BIS Whales Reveal Their True Thinking
In a strongly-worded statement, the Bank of International Settlements (BIS) head Agustin Carstens has said that young people must “stop trying to create money.” Carstens said that cryptocurrencies are “ponzi scheme[s]” destined to “fail dramatically.” Although Carstens’ words aren’t the only harsh commentary from the top tiers of the legacy money masters, he has presented as a startling buffoon, showing remarkable myopia for a man in his position.
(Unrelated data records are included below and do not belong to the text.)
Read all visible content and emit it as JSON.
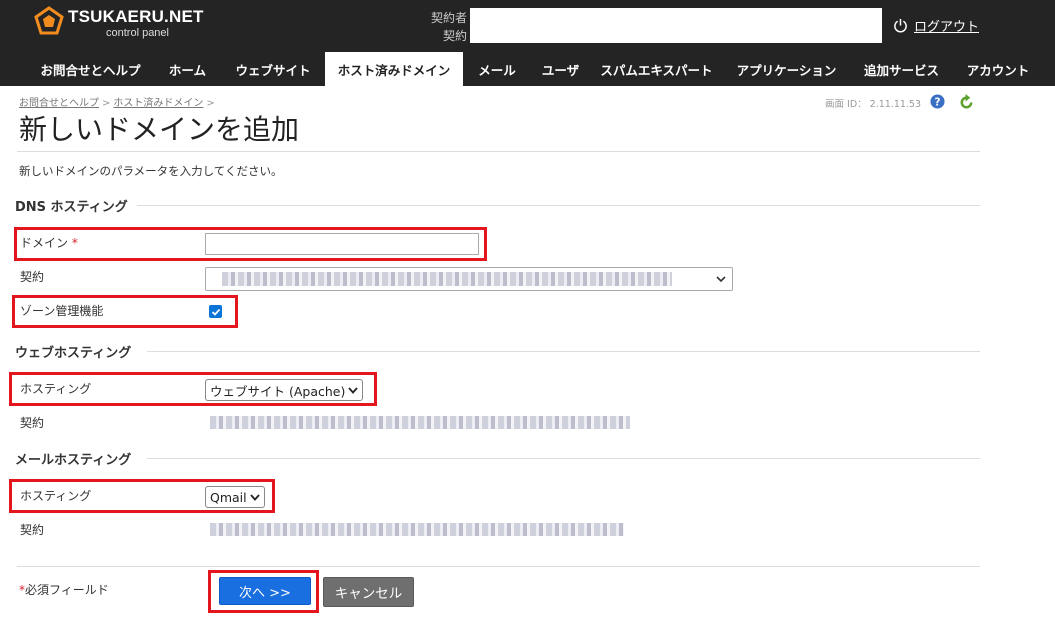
{
  "header": {
    "logo_title": "TSUKAERU.NET",
    "logo_subtitle": "control panel",
    "account_label_1": "契約者",
    "account_label_2": "契約",
    "logout_label": "ログアウト",
    "colors": {
      "bar": "#242424",
      "logo_accent": "#f28c1f"
    }
  },
  "nav": {
    "tabs": [
      {
        "label": "お問合せとヘルプ",
        "active": false
      },
      {
        "label": "ホーム",
        "active": false
      },
      {
        "label": "ウェブサイト",
        "active": false
      },
      {
        "label": "ホスト済みドメイン",
        "active": true
      },
      {
        "label": "メール",
        "active": false
      },
      {
        "label": "ユーザ",
        "active": false
      },
      {
        "label": "スパムエキスパート",
        "active": false
      },
      {
        "label": "アプリケーション",
        "active": false
      },
      {
        "label": "追加サービス",
        "active": false
      },
      {
        "label": "アカウント",
        "active": false
      }
    ]
  },
  "breadcrumb": {
    "items": [
      "お問合せとヘルプ",
      "ホスト済みドメイン"
    ],
    "separator": ">"
  },
  "screen_id": "画面 ID： 2.11.11.53",
  "page": {
    "title": "新しいドメインを追加",
    "intro": "新しいドメインのパラメータを入力してください。"
  },
  "sections": {
    "dns": {
      "title": "DNS ホスティング",
      "domain_label": "ドメイン",
      "domain_value": "",
      "contract_label": "契約",
      "zone_label": "ゾーン管理機能",
      "zone_checked": true
    },
    "web": {
      "title": "ウェブホスティング",
      "hosting_label": "ホスティング",
      "hosting_value": "ウェブサイト (Apache)",
      "contract_label": "契約"
    },
    "mail": {
      "title": "メールホスティング",
      "hosting_label": "ホスティング",
      "hosting_value": "Qmail",
      "contract_label": "契約"
    }
  },
  "footer": {
    "required_mark": "*",
    "required_note": "必須フィールド",
    "next_label": "次へ >>",
    "cancel_label": "キャンセル"
  },
  "colors": {
    "highlight": "#e3151d",
    "primary_button": "#1a6fe0",
    "secondary_button": "#6f6f6f",
    "required": "#d9232d"
  },
  "icons": [
    "logo-pentagon-icon",
    "power-icon",
    "help-icon",
    "refresh-icon",
    "chevron-down-icon",
    "check-icon"
  ]
}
Bashing cryptocurrency from the current standpoint, where digital currencies represent a very small segment of the overall investment spectrum, Carstens has granted a glimpse of the true unwillingness and immobility of vested fiat interests. Epitomizing the caricature of the old school central banker, his comments have indeed sparked debate. Yet many commentators wonder out loud how anyone can entertain such opinions in 2018.
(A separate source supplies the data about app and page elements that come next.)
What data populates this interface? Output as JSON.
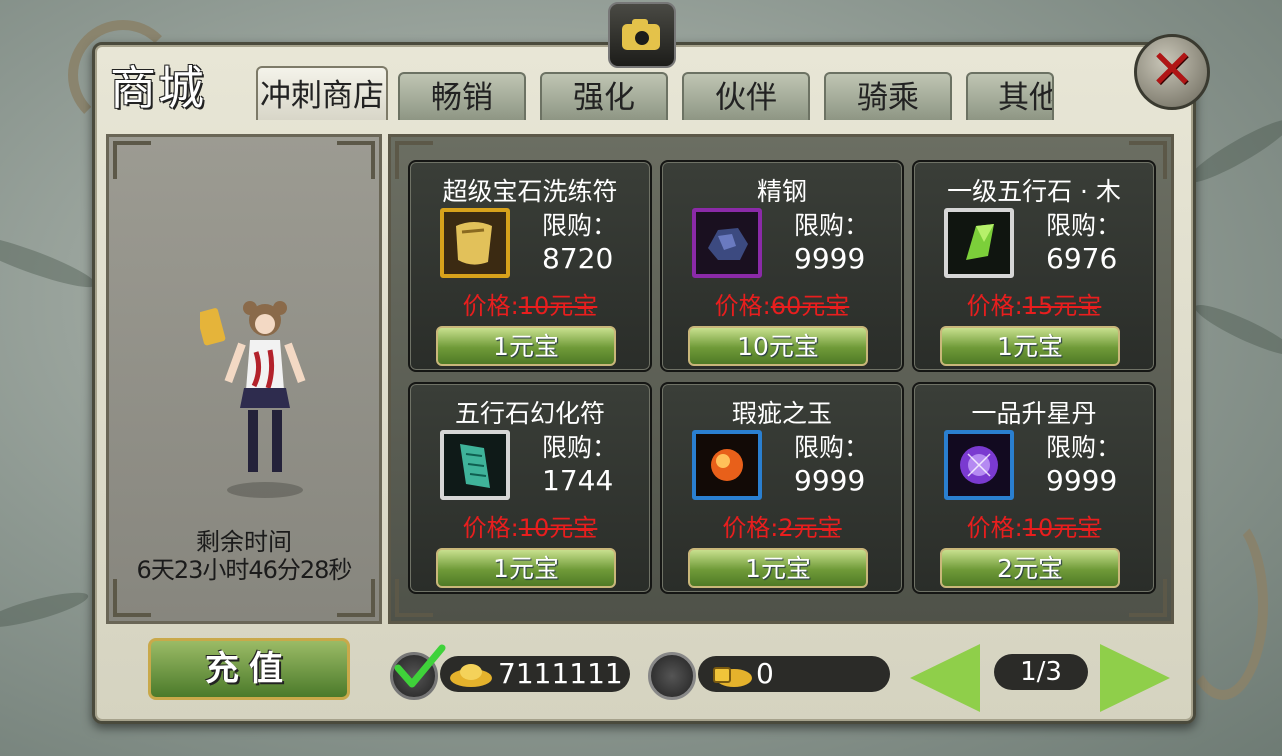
{
  "window": {
    "title": "商城"
  },
  "tabs": [
    "冲刺商店",
    "畅销",
    "强化",
    "伙伴",
    "骑乘",
    "其他"
  ],
  "active_tab": 0,
  "timer": {
    "label": "剩余时间",
    "value": "6天23小时46分28秒"
  },
  "limit_label": "限购：",
  "items": [
    {
      "name": "超级宝石洗练符",
      "limit": "8720",
      "price_prefix": "价格:",
      "old_price": "10元宝",
      "buy_label": "1元宝",
      "icon": "scroll-icon",
      "frame_color": "#d8a21b"
    },
    {
      "name": "精钢",
      "limit": "9999",
      "price_prefix": "价格:",
      "old_price": "60元宝",
      "buy_label": "10元宝",
      "icon": "ore-icon",
      "frame_color": "#8b2aa8"
    },
    {
      "name": "一级五行石 · 木",
      "limit": "6976",
      "price_prefix": "价格:",
      "old_price": "15元宝",
      "buy_label": "1元宝",
      "icon": "green-gem-icon",
      "frame_color": "#d6d6d6"
    },
    {
      "name": "五行石幻化符",
      "limit": "1744",
      "price_prefix": "价格:",
      "old_price": "10元宝",
      "buy_label": "1元宝",
      "icon": "jade-scroll-icon",
      "frame_color": "#d6d6d6"
    },
    {
      "name": "瑕疵之玉",
      "limit": "9999",
      "price_prefix": "价格:",
      "old_price": "2元宝",
      "buy_label": "1元宝",
      "icon": "fire-orb-icon",
      "frame_color": "#2a7fd0"
    },
    {
      "name": "一品升星丹",
      "limit": "9999",
      "price_prefix": "价格:",
      "old_price": "10元宝",
      "buy_label": "2元宝",
      "icon": "purple-orb-icon",
      "frame_color": "#2a7fd0"
    }
  ],
  "footer": {
    "recharge_label": "充值",
    "gold_amount": "7111111",
    "bound_amount": "0",
    "page": "1/3"
  }
}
The Nocoin Fanatics’ Fringe
Carstens’ comments have prompted many to take to social media in response. Some tweets were positive, as @JamesGRickards tweeted “I doubt the typical crypto-coder has ever heard of Agustin Carstens. Here's a primer: He's one of the three most powerful international monetary elites along with @Lagarde & Mark Carney. When he says cryptos will “fail dramatically” you should believe it.”
The NYT best-selling author weighed in, saying that when the BIS chief speaks, his words set the trajectory of things to come. Rickards is a persistent bitcoin troll that has repeatedly made the news as he gloated over the 2018 bear market to date. He lacks mainstream credibility, however, as his nearly decade-old predictions on the fate of gold have failed to materialize.
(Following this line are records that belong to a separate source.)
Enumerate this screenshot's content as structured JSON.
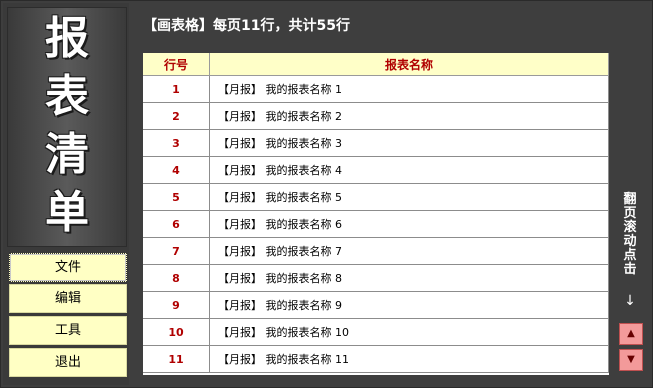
{
  "title_chars": [
    "报",
    "表",
    "清",
    "单"
  ],
  "menu": [
    {
      "label": "文件"
    },
    {
      "label": "编辑"
    },
    {
      "label": "工具"
    },
    {
      "label": "退出"
    }
  ],
  "header": {
    "text": "【画表格】每页11行，共计55行"
  },
  "table": {
    "columns": [
      "行号",
      "报表名称"
    ],
    "rows": [
      {
        "num": "1",
        "name": "【月报】 我的报表名称 1"
      },
      {
        "num": "2",
        "name": "【月报】 我的报表名称 2"
      },
      {
        "num": "3",
        "name": "【月报】 我的报表名称 3"
      },
      {
        "num": "4",
        "name": "【月报】 我的报表名称 4"
      },
      {
        "num": "5",
        "name": "【月报】 我的报表名称 5"
      },
      {
        "num": "6",
        "name": "【月报】 我的报表名称 6"
      },
      {
        "num": "7",
        "name": "【月报】 我的报表名称 7"
      },
      {
        "num": "8",
        "name": "【月报】 我的报表名称 8"
      },
      {
        "num": "9",
        "name": "【月报】 我的报表名称 9"
      },
      {
        "num": "10",
        "name": "【月报】 我的报表名称 10"
      },
      {
        "num": "11",
        "name": "【月报】 我的报表名称 11"
      }
    ]
  },
  "side": {
    "label_chars": [
      "翻",
      "页",
      "滚",
      "动",
      "点",
      "击"
    ],
    "arrow": "↓",
    "up_icon": "▲",
    "down_icon": "▼"
  },
  "colors": {
    "accent_red": "#b00000",
    "header_bg": "#ffffc8",
    "menu_bg": "#ffffc4",
    "scroll_btn": "#f39a9a"
  }
}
Looming somewhere in the future, bitcoin and other altcoins face a murderous battle for existence against vested interests. Millions of people – including a few thousand incredibly powerful ones who have a hold on the world’s money supply – stand to lose their positions of power if digital currency usurps fiat the world over. In spite of, or perhaps because of his position, most enthusiasts have dismissed Carstens as a dinosaur. They maintain that the “death of Bitcoin” conversation no longer has tenure in 2018.
Cryptonuts Not Typical Opponents
In the face of formal sector repudiation, enthusiasts point out that blockchain technology and Bitcoin itself is not amenable to control. As a fundamental tenet of a decentralized ledger, cryptocurrencies should be able to avoid centralization. Even were a government to monopolize a digital coin, success still hinges on uptake.
Governments and big business have legislative power on their side. Enthusiasts have anonymity, decentralization and democracy on theirs. Bitcoin, for one, has an innate ability to remain free of bureaucratic control.
Carstens’ words have shocked many, as they are indicative of zero movement at the top. As the leader of “the central bank for central banks,” the man referred to as “The Final Boss” by one enthusiast is a rather blunt capitalist with dubious honors. Saifedean Ammous (@saifedean) tweeted: “Forget bankers, economists, politicians, journalists, or altcoins. Bitcoin is up against the BIS, and THIS is The Final Boss it has to defeat.”
Carstens is a former Mexican politician and graduate of the Milton Friedman-influenced Chicago School of Economics. The latter has an atrocious history of attempting to engineer South American policies over the last 60 years or so, duly documented by Naomi Klein in her book The Shock Doctrine. He also has a history at the International Monetary Fund as Deputy MD.
Carstens was a member of the team broadsided by the last great economic collapse, and “epitomizes what is wrong with global finance,” according to some observers. In spite of being Finance Minister in Mexico during the recovery, many point to that uneven and poorly effected easing and wonder how Carstens, having messed up many portfolios, now sits at the head of BIS.
What If Carstens Is Right?
As obnoxious as it seems to many, a more measured and protracted glimpse of the world of central bankers might validate Carstens, at least on the existing playing field. While most see his suggestions that cryptocurrencies should simply disappear laughable, but perspectives deliver different verdicts. While Carstens is the epitome of all that conspiracy theorists allege and has been part of a team that made a giant mess in many places by applying their fiscal dictates, some wonder if he knows something the rest of us don’t.
It is a commonly held belief in the cryptosphere that – as demonstrated by the unseemly haste and often ludicrous volumes of legacy bail-out and easing strategies – central bankers are inherently evil, subjugating the world to whatever their vested interests might dictate. Although obnoxious to many, there might be some valid insights that inform Carstens’ comments. The ultimate doom of bitcoin, however, isn’t one of them.